In Tennessee, “a person who is not an attorney may conduct and manage the person’s own case in any court of this state without violating the prohibition against the unauthorized practice of law,” however, “a non-attorney may not conduct litigation on behalf of an entity or another individual[.]” Thus, “the primary issue…[was] whether, under Tennessee’s wrongful death statutes, [plaintiff’s] wrongful death case is his ‘own case’ brought pursuant to his right to self-representation, or whether it is brought in a representative capacity on behalf of either the decedent or the other statutory beneficiaries.”

After a lengthy review of Tennessee wrongful death law, the Court stated that the “answer” to “whether the spouse files the wrongful death lawsuit in a representative capacity on behalf of the decedent” could be found “in the plain language of…section 20-5-106(a).” That statute states:

The right of action that a person who dies from injuries received from another, or whose death is caused by the wrongful act…by another, would have had against the wrongdoer, in case death had not been ensued, shall not abate or be extinguished by the person’s death but shall pass to the person’s surviving spouse and, in case there is no surviving spouse, to the person’s children or next of kin[.]

Based on this language, the Court reasoned:

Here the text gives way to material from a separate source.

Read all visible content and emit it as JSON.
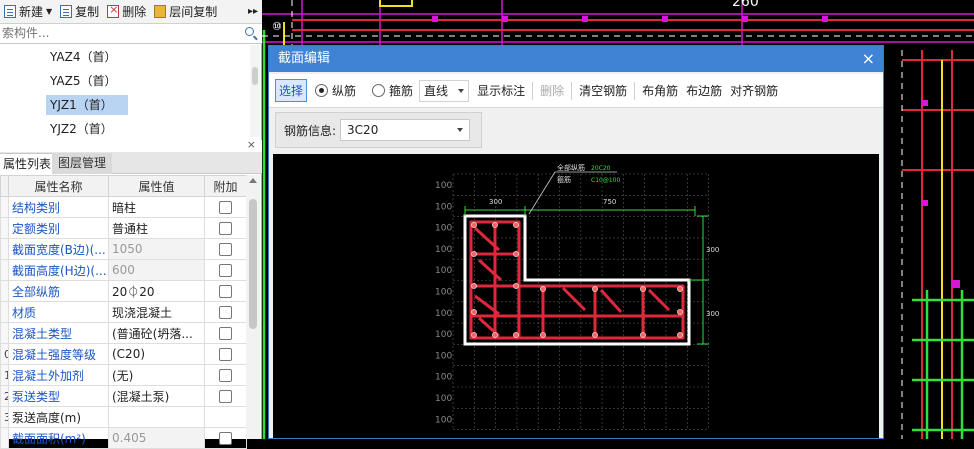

Thus, under the statute’s plain language, the decedent’s right of action that, under the common law, would have extinguished upon his death instead passes to the spouse. The statute does not merely authorize the surviving spouse to file the wrongful death action on behalf of the decedent; it “passes” or transfers the right of action to the spouse. This indicates that, in filing a wrongful death lawsuit, the surviving spouse does not represent the decedent but instead asserts the spouse’s own right of action.

Further, the Court pointed out that the fact that the proceeds from a wrongful death suit go immediately to the surviving spouse or other beneficiaries and are not subject to claims from the decedent’s creditors supports this interpretation. On this issue, then, the Court held that “in filing the initial pro se wrongful death lawsuit in this case, [plaintiff] was not representing the legal interests of either the decedent or her estate.”

Next, defendants argued that even if a surviving spouse can represent himself when filing a wrongful death action, the complaint in this particular case was invalid because decedent also had two adult daughters, and plaintiff was thus acting as a representative for them. The Court rejected this argument, reasoning:

[W]e cannot square [defendants’] argument with the plain language of section 20-15-106(a), which provides that the wrongful death right of action “passes to” the surviving spouse for the benefit of the spouse and the other beneficiaries. Our decision on this issue must be controlled by Tennessee’s unique wrongful death statutes….[T]he decedent’s surviving spouse has the “superior right above all others” to assert the right of action in a wrongful death lawsuit and to control the proceedings. …The question we must decide is whether the entire pro se complaint is rendered void ab initio, a nullity, by the fact that other beneficiaries’ interests are encompassed within the right of action asserted by the surviving spouse. We hold that it is not.

(internal citation omitted).

The Court determined that plaintiff, in filing the complaint, “was acting primarily on his own behalf,” and it noted that this reasoning was “consistent with other cases in which our courts have regularly permitted liberal amendments to wrongful death complaints, particularly with respect to substituting party plaintiffs.” Further, the Court pointed out that “defendants were notified of [plaintiff’s] claim in a timely manner, and they were not prejudiced in any way by [plaintiff’s] temporary lack of legal representation.”

For all these reasons, the Supreme Court held that the original pro se complaint was not a nullity and that the suit was not time-barred.

Based on the language of the Tennessee wrongful death statute, the Supreme Court correctly analyzed this case.   That said, don’t try this at home.